Aslaug is a teenage girl with no identity other than she is the daughter of her mother, Maren. Aslaug and her mother live hidden away in a small, decrepit house in the wilderness of Maine. They never leave, other than to scour the fields in search of medicinal and edible plants for harvesting. Curtains cover every window of their home, keeping the outside world hidden from view. Maren home schools Aslaug, teaching her only that which she believes she should know. This is a curriculum of science and foreign languages. Aslaug knows everything from practical applications to string theory; she can speak anything from English to Latin. She knows how to write in ancient Runes, and she is fascinated by Norse mythology. However, Maren discourages her daughter to practice any faith, be it Christianity or witchcraft. Science, knowledge, those are the answers. But they don’t answer the questions Aslaug longs to know. Who is her father? Where did she come from? Why do they live like this? And why is her mother such a mystery?
Aslaug knows better than to utter a word of her concerns. Her mother is ill, slowly dying of cancer. Aslaug treats Maren’s ailments with all of the natural herbs she can find, but her mother prefers to rely on jimsonweed, a poisonous plant with hallucinogenic properties. One morning, Aslaug finds her mother dead. Did the disease kill her, or was it her own doing? The police come, suspicious of Aslaug’s strange behavior, and she finds herself on the run. But where does a girl who has never left the fields of her backyard go?

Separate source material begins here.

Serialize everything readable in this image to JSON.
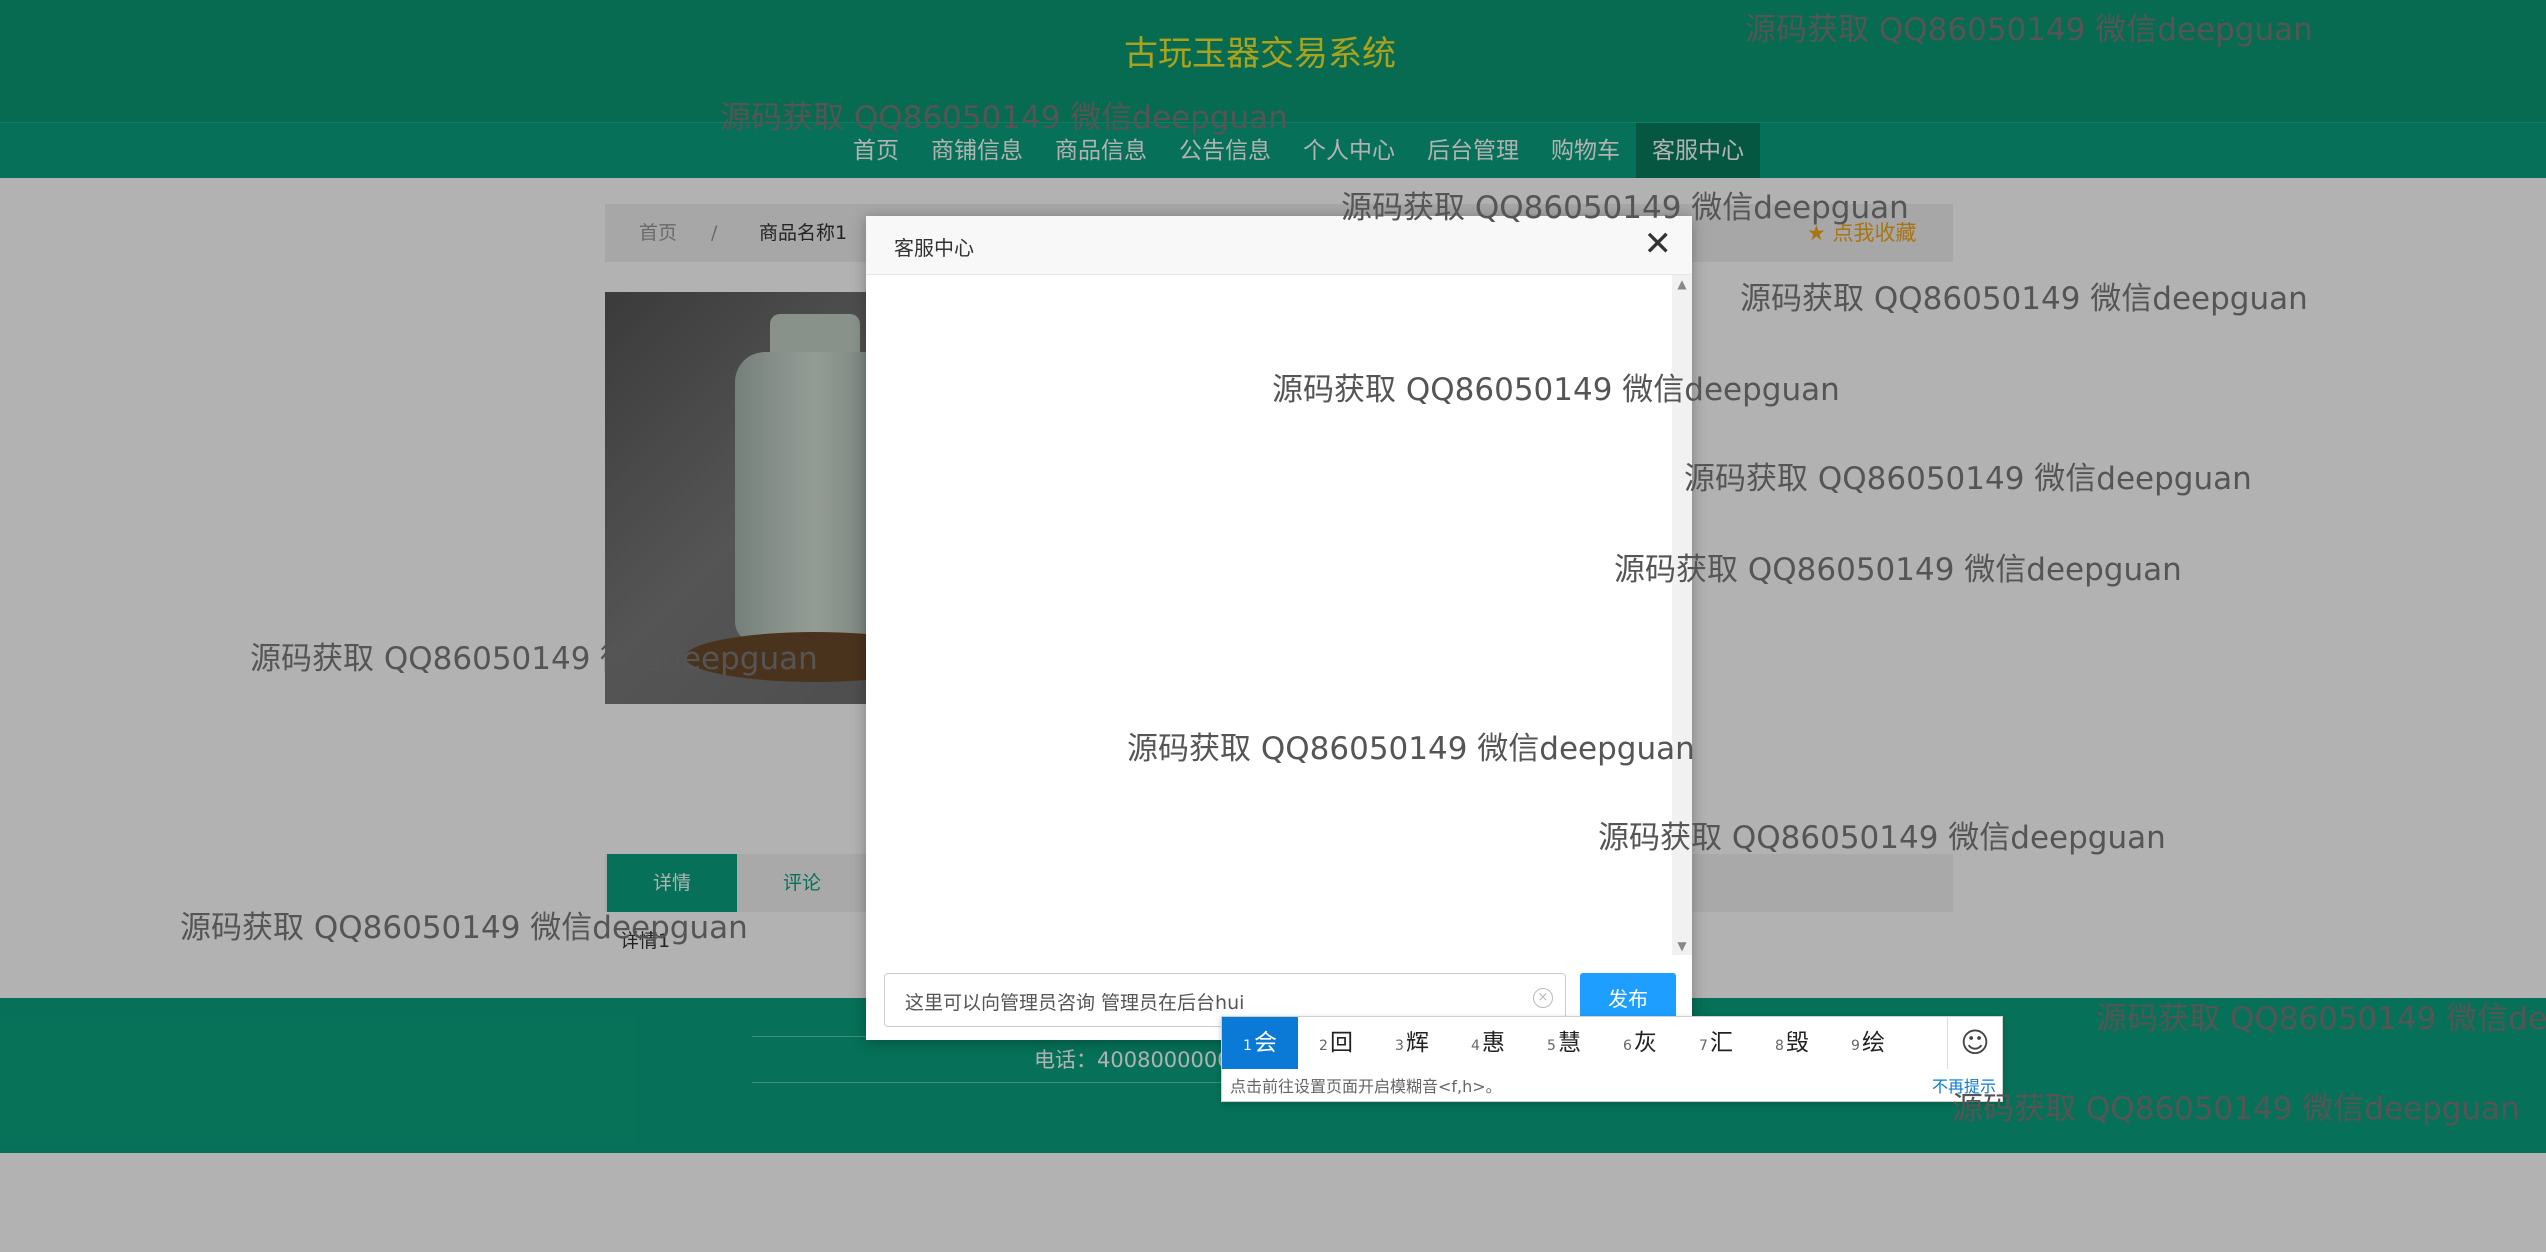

Eventually, Aslaug discovers she has family in a small town just a few miles away. She meets her aunt, Sara, a passionate Evangelical preacher; her cousin Sanne, a rebellious teenager; and her cousin Rune, a remarkably kind and loving boy. Aslaug is thrilled to finally have a connection to someone other than her mother, but she is taken aback when she realizes they know more about Maren than she does. Apparently, her mother used to study religion, rather than only science, and she has books filled with notes of her startling discoveries, including many similarities between pagan myths and the supposed truths of Christianity. When Aslaug asks about whom her father was, Sara explains to her that Maren claimed she never had a lover, that it was a virgin birth. Though no one completely believes it, Aslaug is nearly identical to her mother, making them all wonder if Aslaug could be something divine, perhaps the daughter of God? Strange events and revealed family secrets make this theory seem more plausible, but is it true, or is Aslaug just slowly losing her sanity?
Madapple is a peculiar book, one that pushes the boundaries of both faith and science. It’s something like The Da Vinci Code of Young Adult fiction, and some may find its suggestions offensive. However, the book is not an attack on religion, but rather an exploration of it. The author has gone to great lengths to study multiple faiths and mythologies, and readers will put this book down feeling like they just had a lesson in ancient religion, as well as botany and natural science. Meldrum does a fantastic job of interweaving a gripping, imaginative story into such a fact-filled book. Madapple is a perfect blend of science fiction, non-fiction, and psychological fiction. It’s not your typical teen book, and in a world full of silly love stories and vampire tales, it’s a mind-blowing and eyebrow-raising breath of fresh air.
Have you read “Madapple?” Discuss your thoughts on the book below.